The experiment performed included a total of six studies to show the possible advantage of the inclusion of soyhull in the diets of broiler chickens. Soyhull was included at the rate of 1:9 (soy hull: high protein soybean meal) to generate a low-protein soybean, and this was tested for its effect on growth, amino acid digestibility, immune response, antimicrobial resistance, and microbiota profile in broiler chickens. The results showed that during the first two weeks of life, the chicks receiving the low-protein soybean meal were heavier, had greater feed efficiency, and had greater amino acid digestibility. The birds were also heavier at market weight, but the margin was lower at market age. Similarly, the birds that received the low-protein soybean meal had better immune response and had less damage to the small intestine when they had coccidiosis infection. The positive effect of low-protein soybean meal in broiler diet was also shown in that the birds receiving the diet with the soybean meal had lower levels of specific disease-causing microorganisms and lower antimicrobial drug-resistant in the periods before coccidiosis infection.

Benefit To Soybean Farmers

This study showed promise in using soybean meal with lower protein content. The focus has generally been on using high-protein soybean meal in animal diets. But in certain cases, in some instances a desire to use soybean meal with lower protein content to derive the benefit of soy hull. Consequently, the results from this project show that even in these alternative markets, soybean meal with lower protein content (higher quantities of hull) is relevant and advantageous. We showed that the positive effect was not because of the fiber (because wheat bran inclusion in the high-protein soybean meal did not elicit a similar positive response). Therefore, soyhull has its specific advantage when used strategically in the diet of broiler chickens.

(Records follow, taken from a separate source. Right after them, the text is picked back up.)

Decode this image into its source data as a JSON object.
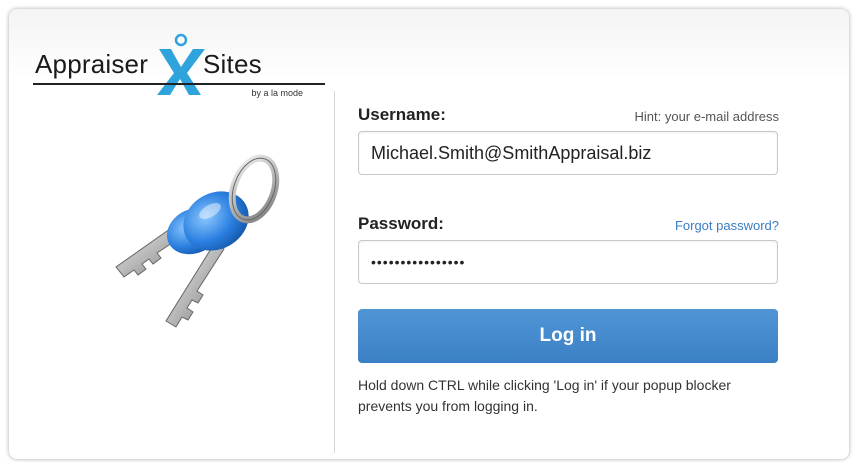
{
  "logo": {
    "word_first": "Appraiser",
    "word_second": "Sites",
    "byline": "by a la mode",
    "accent_color": "#2ea3dc"
  },
  "form": {
    "username": {
      "label": "Username:",
      "hint": "Hint: your e-mail address",
      "value": "Michael.Smith@SmithAppraisal.biz"
    },
    "password": {
      "label": "Password:",
      "forgot_link": "Forgot password?",
      "value": "••••••••••••••••"
    },
    "login_button": "Log in",
    "note": "Hold down CTRL while clicking 'Log in' if your popup blocker prevents you from logging in."
  },
  "icons": {
    "keys": "keys-icon"
  },
  "colors": {
    "button": "#4a8fd2",
    "link": "#3a7dc6"
  }
}
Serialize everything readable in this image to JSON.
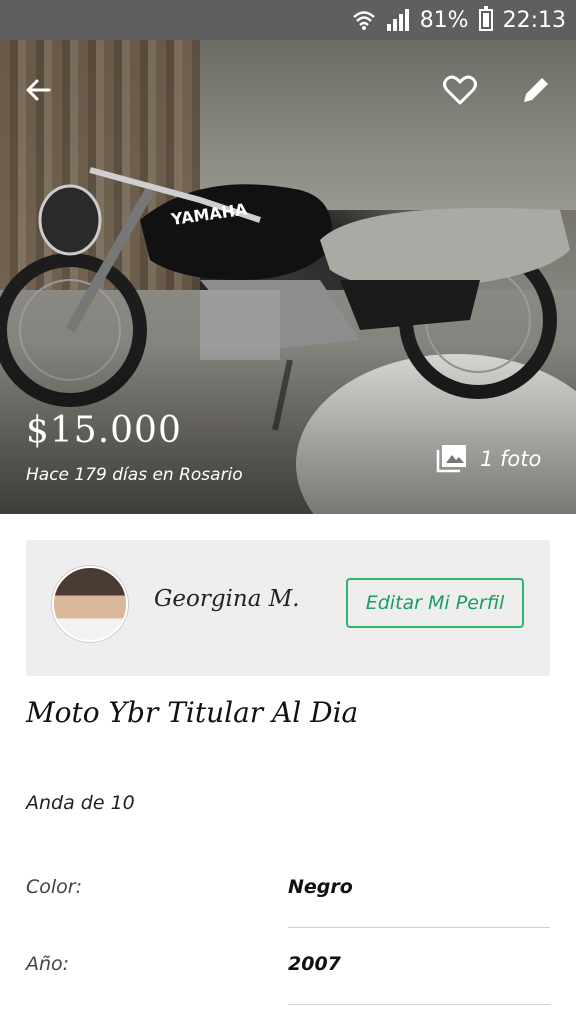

The United Soybean Research Retention policy will display final reports with the project once completed but working files will be purged after three years. And financial information after seven years. All pertinent information is in the final report or if you want more information, please contact the project lead at your state soybean organization or principal investigator listed on the project.